Travelling through Europe can sometimes seem like ticking boxes on an endless list of ‘must-see’ sites and travel guide recommendations.
The pressure to see everything properly becomes even more stressful when faced with a limited weekend stay, or just a few hours in one city.
With so much incredible art to explore and history to learn, it can be difficult to feel that all art and history is entirely represented in the most famous spaces. It’s particularly pressing when entry to these spaces can leave you fighting through huge crowds or baulking at ticket prices.
Instead of succumbing to the pressure to do it all, it’s far better to settle for doing something new, and out of the ordinary. Be it finding a hidden gem tucked away on a street corner or venturing to a space that satisfies your niche interest in cultural phenomenon.
For the history buff: Dutch Resistance Museum, Amsterdam
The world wars are something that many budding historians will have poured over in history books and lectures alike. However, the story of the Dutch Resistance Movement in World War II is one which is often overlooked and underappreciated.
This captivating museum, situated in the Plantage neighbourhood of Amsterdam, takes you on an informative and emotional journey, uncovering the efforts of everyday Dutch resistance fighters.
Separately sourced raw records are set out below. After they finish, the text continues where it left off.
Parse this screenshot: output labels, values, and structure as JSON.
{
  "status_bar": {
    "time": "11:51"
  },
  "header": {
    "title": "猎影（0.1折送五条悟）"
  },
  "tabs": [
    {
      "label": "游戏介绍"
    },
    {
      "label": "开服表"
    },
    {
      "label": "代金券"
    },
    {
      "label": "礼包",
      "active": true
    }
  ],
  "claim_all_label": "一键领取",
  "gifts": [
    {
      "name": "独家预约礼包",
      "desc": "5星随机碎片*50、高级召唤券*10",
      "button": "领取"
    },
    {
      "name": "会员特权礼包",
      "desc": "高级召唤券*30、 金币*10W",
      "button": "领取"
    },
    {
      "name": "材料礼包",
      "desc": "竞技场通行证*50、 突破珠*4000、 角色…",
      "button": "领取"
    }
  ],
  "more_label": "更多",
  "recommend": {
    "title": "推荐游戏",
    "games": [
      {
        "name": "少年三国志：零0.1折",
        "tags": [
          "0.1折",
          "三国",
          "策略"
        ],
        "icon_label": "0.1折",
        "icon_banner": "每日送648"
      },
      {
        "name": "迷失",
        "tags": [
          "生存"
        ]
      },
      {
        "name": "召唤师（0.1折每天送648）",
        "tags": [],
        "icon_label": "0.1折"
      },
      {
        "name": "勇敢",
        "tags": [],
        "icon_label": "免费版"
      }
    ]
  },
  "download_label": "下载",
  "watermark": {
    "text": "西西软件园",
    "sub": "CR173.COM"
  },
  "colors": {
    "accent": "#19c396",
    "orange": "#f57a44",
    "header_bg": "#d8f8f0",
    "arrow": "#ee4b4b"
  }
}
In thoughtful, considered exhibitions, the Museum explores the various forms the resistance took against German occupation. From small acts of public rebellion, such as displaying postage stamps with the Queen’s face, to the artworks distributed as anti-German propaganda, the museum is a treasure trove of truly remarkable stories of resistance.
For the heartbroken: The Museum of Broken Relationships, Zagreb
In reflecting on our lives, and the relationships in it, it is very rare that we ever gain insight into what others truly feel, and the painful, private moments we all endure.
Enter: the Museum of Broken Relationships, in Zagreb, Croatia. Acting as both a physical and online space, the Museum seeks to relish in the pain and joy which can be found in past relationships, displacing mementos with personal, anonymous stories of heartbreak.
Rather than letting visitors wallow in self pity, the project is designed to dispel emotional collapse through creativity. Although, if it all gets a bit too much, visitors can seek out comfort food in the ‘Brokenships Bistro’, which provides a seasonally crafted menu with local, organic ingredients.
If you want to experience the Museum of Broken Relationships from home, you can take a look at their online collection, which includes some rather strange reminders from past lovers.
For the architecture nerd: the Louis Vuitton Foundation, Paris
Designed by the legendary Frank Gehry, the Louis Vuitton Foundation should be on every architecture nerd’s bucket list of buildings.
In creating the Foundation, Gehry was determined to create a space which pushed the boundaries of what architecture could be. Inspired by the lightness of 19th century French glass architecture, and the clouds over the Jardin d’Acclimatation in Paris, the Foundation is a daring homage to Gehry’s vision.
Using 3,600 panels of curved glass, as well as 19,000 panels of reinforced concrete, the structure provides the perfect balance of light and form for the exhibitions it houses, creating a visually stunning experience throughout the Foundation.
For the fashionista: Museo del Traje, Madrid
A true hidden gem of the fashion world, the Museo del Traje in Madrid is a space dedicated to the majestic beauty of styles and garments of the past.
From the historic to the contemporary, each exhibition at the Museo del Traje shows the vast cultural and social evolution of fashion throughout Spain and the modern world. From the 18th Century majismo movement to iconic 20th Century designers, such as Coco Chanel and Cristóbal Balenciaga, the museum takes visitors on a remarkable journey through fashion’s most daring moments.
For the artist: Hamburger Bahnhof, Berlin
Despite it’s misleading location, this converted train station-turned-museum houses some of the best art collections in Europe.
After a radical reconstruction, the 18th Century station re-opened in 1996, and has since been filled with the extravagant collection of Dr. Erich Marx, a famed Berlin collector. The collection features giants of the art world, including works by the King of Pop Art himself, Andy Warhol, as well as the provocative German creative, Joseph Beuys.
The station was restored with the multimedia nature of contemporary art in mind, with the museum’s exhibitions encompassing a wide range of art forms. From daring installation work by Nam June Paik, to experimental works by the famed Marchel Duchamp, there is something here for every art fan!
For the theologian: the Vatican museums, Rome
High vaulted ceilings, intricately crafted tapestries and masterful renaissance paintings of iconic religious scenes, the Vatican Museums are every theologian’s dream. Although a fairly well-known site, the Vatican museums are host to many hidden gems, which often go unvisited.
Surprises in the collection include the aesthetic wonders found in the Gregorian Egyptian Museum, a vast realm dedicated to discoveries in Egyptology, as well as the sacred religious scriptures found in the Jewish Lapidarium.
If the Vatican museums aren’t within reach right now, you can view all seven sites in 360 degree view from the comfort of your computer, via their much-praised virtual tours.